Mar 18, 2019

If you want to see justice in action, go to DC Superior Court and look for the lawyers with the blue clipboards and a sign offering free help. They position themselves there for the 2 days a weeks dedicated to debt collection and are a counterpart to a sea of for-profit debt collectors. Picture this in Washington DC, where only 5% of residents get help with debt cases that disproportionately impact low-income people of color. The justice gap for people marginalized by debt is what led Ariel Levinson-Waldman to create Tzedek DC, a public interest nonprofit that advocates for just public policies.

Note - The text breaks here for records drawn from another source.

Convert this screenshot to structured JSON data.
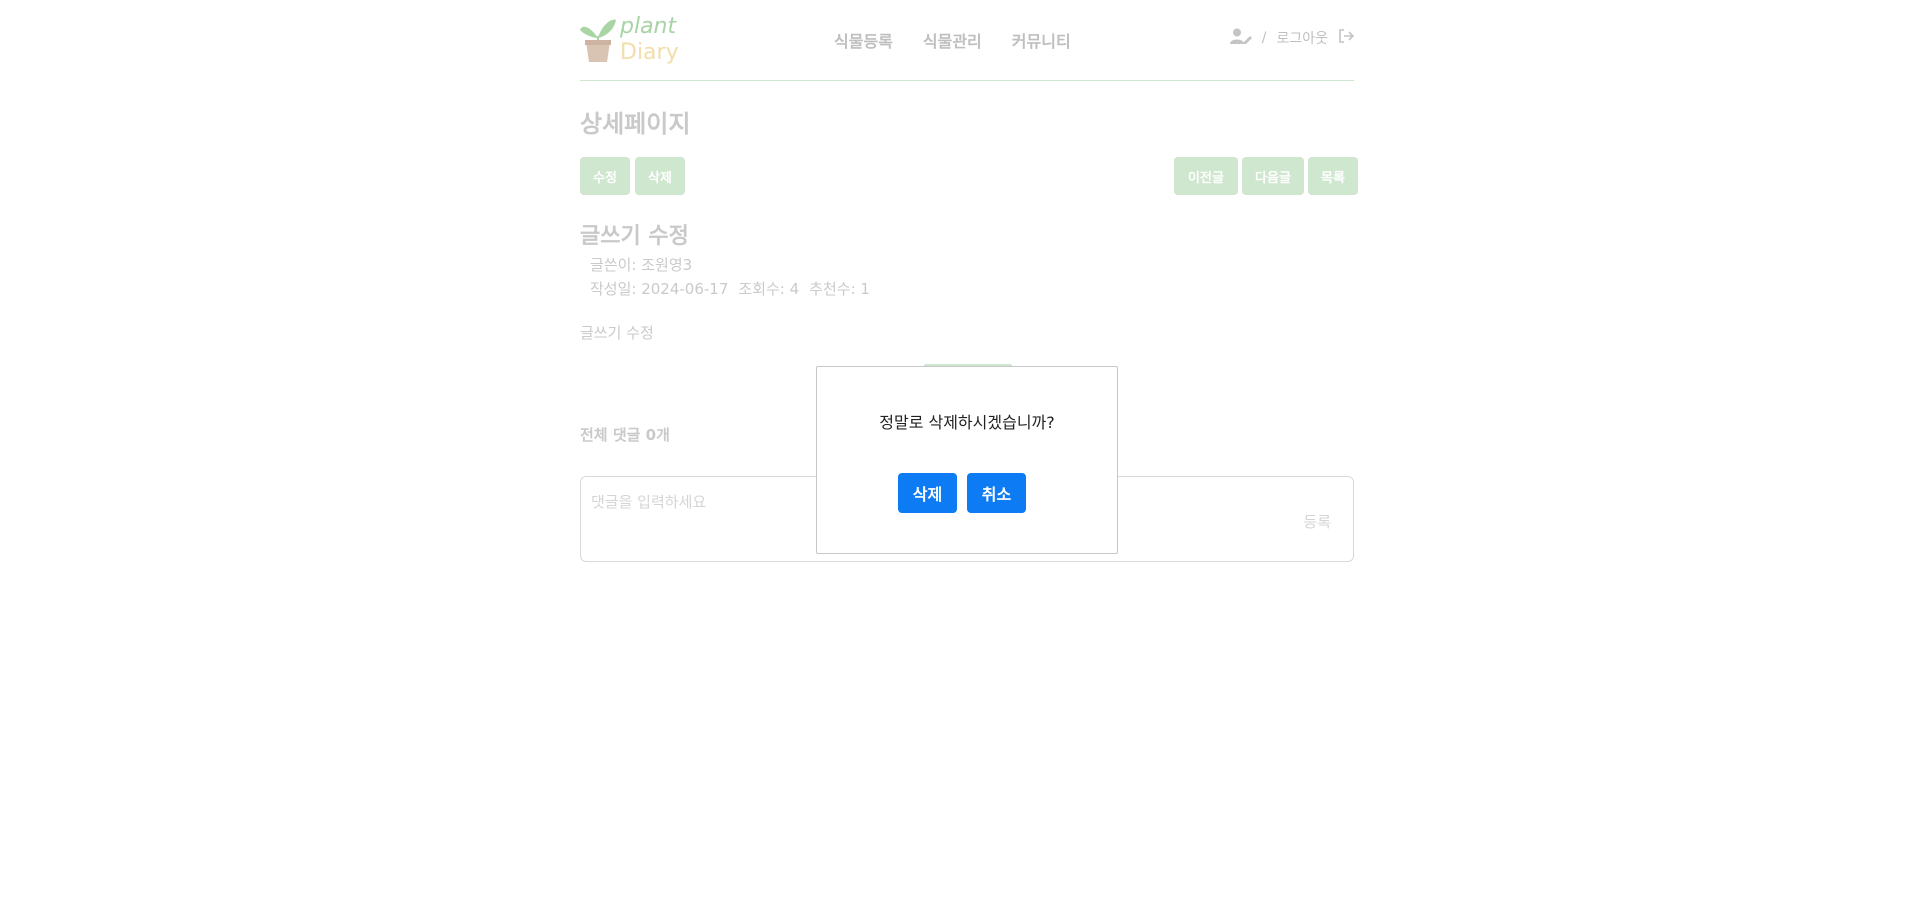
{
  "header": {
    "logo_line1": "plant",
    "logo_line2": "Diary",
    "nav": [
      "식물등록",
      "식물관리",
      "커뮤니티"
    ],
    "separator": "/",
    "logout_label": "로그아웃",
    "user_icon": "user-edit-icon",
    "logout_icon": "sign-out-icon"
  },
  "page_title": "상세페이지",
  "actions_left": [
    "수정",
    "삭제"
  ],
  "actions_right": [
    "이전글",
    "다음글",
    "목록"
  ],
  "post": {
    "title": "글쓰기 수정",
    "author_line": "글쓴이: 조원영3",
    "date": "작성일: 2024-06-17",
    "views": "조회수: 4",
    "recommends": "추천수: 1",
    "body": "글쓰기 수정"
  },
  "comments": {
    "count_label": "전체 댓글 0개",
    "placeholder": "댓글을 입력하세요",
    "submit_label": "등록"
  },
  "modal": {
    "message": "정말로 삭제하시겠습니까?",
    "confirm_label": "삭제",
    "cancel_label": "취소"
  },
  "colors": {
    "accent_green": "#cfe6cf",
    "modal_button": "#0d7bf3"
  }
}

Debt can have devastating consequences for people with a limited ability to repay. It can mean the suspension of a driver's license, leading people who need to drive to get to work or take kids to school to risk arrest by doing so. And non-payment of utility bills can lead to wage garnishment that makes it impossible for low-wage workers to pay rent. Judgements on permanent records create significant obstacles to employment, housing and credit. Tzedek DC is making debt-related policy a focus of the DC Council. Former clients are becoming advocates and telling their stories in Council hearings, a strategy that led to the lifting of license suspensions. Tzedek DC is based in the central Jewish tenet of seeking justice. It is making justice possible, in collaboration with a growing cohort of inter-faith partners, in DC and nationally.